Start of Material provided
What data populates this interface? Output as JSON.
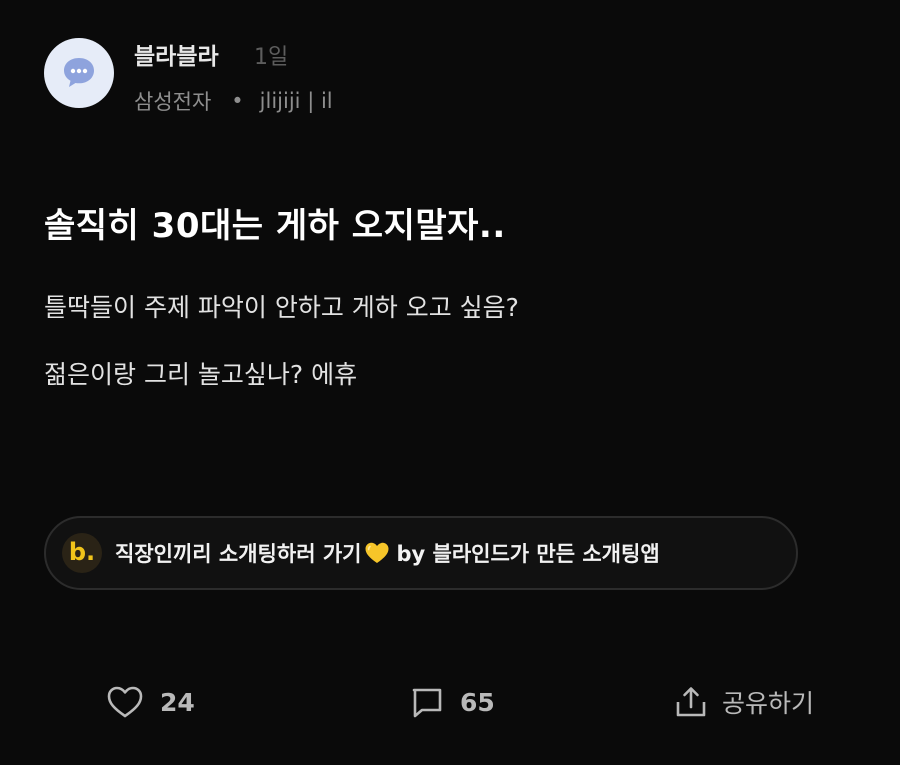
{
  "author": {
    "name": "블라블라",
    "time": "1일",
    "company": "삼성전자",
    "separator": "•",
    "handle": "jlijiji | il",
    "avatar_icon": "chat-bubble-icon"
  },
  "post": {
    "title": "솔직히 30대는 게하 오지말자..",
    "lines": [
      "틀딱들이 주제 파악이 안하고 게하 오고 싶음?",
      "젊은이랑 그리 놀고싶나? 에휴"
    ]
  },
  "ad": {
    "logo_letter": "b.",
    "text_before": "직장인끼리 소개팅하러 가기",
    "emoji_icon": "yellow-heart-icon",
    "text_after": "by 블라인드가 만든 소개팅앱",
    "accent_color": "#f0c31a"
  },
  "actions": {
    "like_icon": "heart-outline-icon",
    "like_count": "24",
    "comment_icon": "comment-icon",
    "comment_count": "65",
    "share_icon": "share-icon",
    "share_label": "공유하기"
  }
}
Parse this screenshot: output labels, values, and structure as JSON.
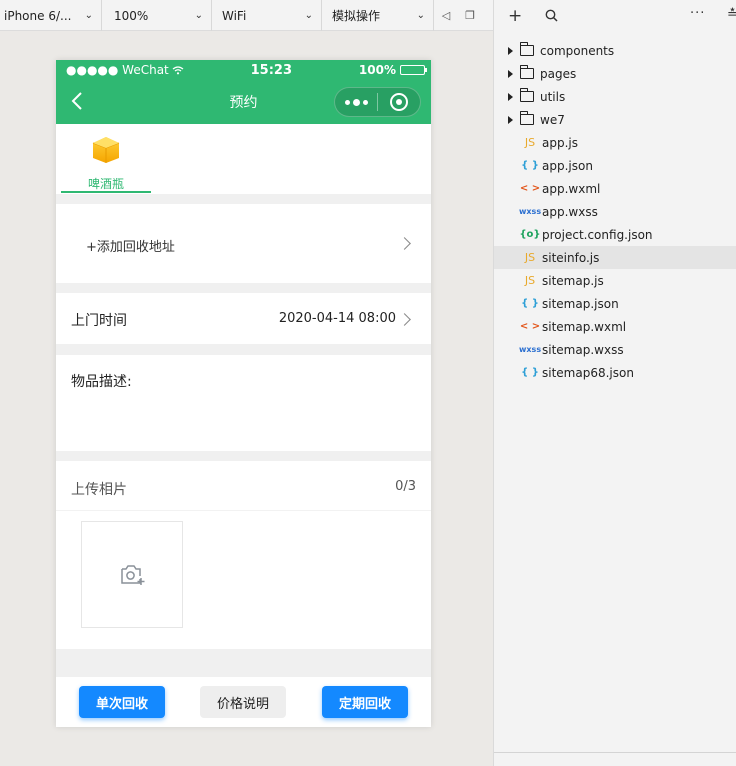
{
  "toolbar": {
    "device": "iPhone 6/...",
    "zoom": "100%",
    "network": "WiFi",
    "simulate": "模拟操作"
  },
  "phone": {
    "status": {
      "carrier": "●●●●● WeChat",
      "time": "15:23",
      "battery": "100%"
    },
    "nav_title": "预约",
    "category": {
      "label": "啤酒瓶"
    },
    "address": "+添加回收地址",
    "time_label": "上门时间",
    "time_value": "2020-04-14 08:00",
    "desc_label": "物品描述:",
    "upload_label": "上传相片",
    "upload_count": "0/3",
    "buttons": {
      "single": "单次回收",
      "price": "价格说明",
      "regular": "定期回收"
    },
    "colors": {
      "theme": "#2fb872",
      "primary_button": "#1489ff"
    }
  },
  "explorer": {
    "items": [
      {
        "type": "folder",
        "name": "components"
      },
      {
        "type": "folder",
        "name": "pages"
      },
      {
        "type": "folder",
        "name": "utils"
      },
      {
        "type": "folder",
        "name": "we7"
      },
      {
        "type": "js",
        "name": "app.js",
        "icon": "JS"
      },
      {
        "type": "json",
        "name": "app.json",
        "icon": "{ }"
      },
      {
        "type": "wxml",
        "name": "app.wxml",
        "icon": "< >"
      },
      {
        "type": "wxss",
        "name": "app.wxss",
        "icon": "wxss"
      },
      {
        "type": "cfg",
        "name": "project.config.json",
        "icon": "{o}"
      },
      {
        "type": "js",
        "name": "siteinfo.js",
        "icon": "JS",
        "selected": true
      },
      {
        "type": "js",
        "name": "sitemap.js",
        "icon": "JS"
      },
      {
        "type": "json",
        "name": "sitemap.json",
        "icon": "{ }"
      },
      {
        "type": "wxml",
        "name": "sitemap.wxml",
        "icon": "< >"
      },
      {
        "type": "wxss",
        "name": "sitemap.wxss",
        "icon": "wxss"
      },
      {
        "type": "json",
        "name": "sitemap68.json",
        "icon": "{ }"
      }
    ]
  }
}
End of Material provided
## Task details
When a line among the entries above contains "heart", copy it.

## Written answer
    "emoji_icon": "yellow-heart-icon",
    "like_icon": "heart-outline-icon",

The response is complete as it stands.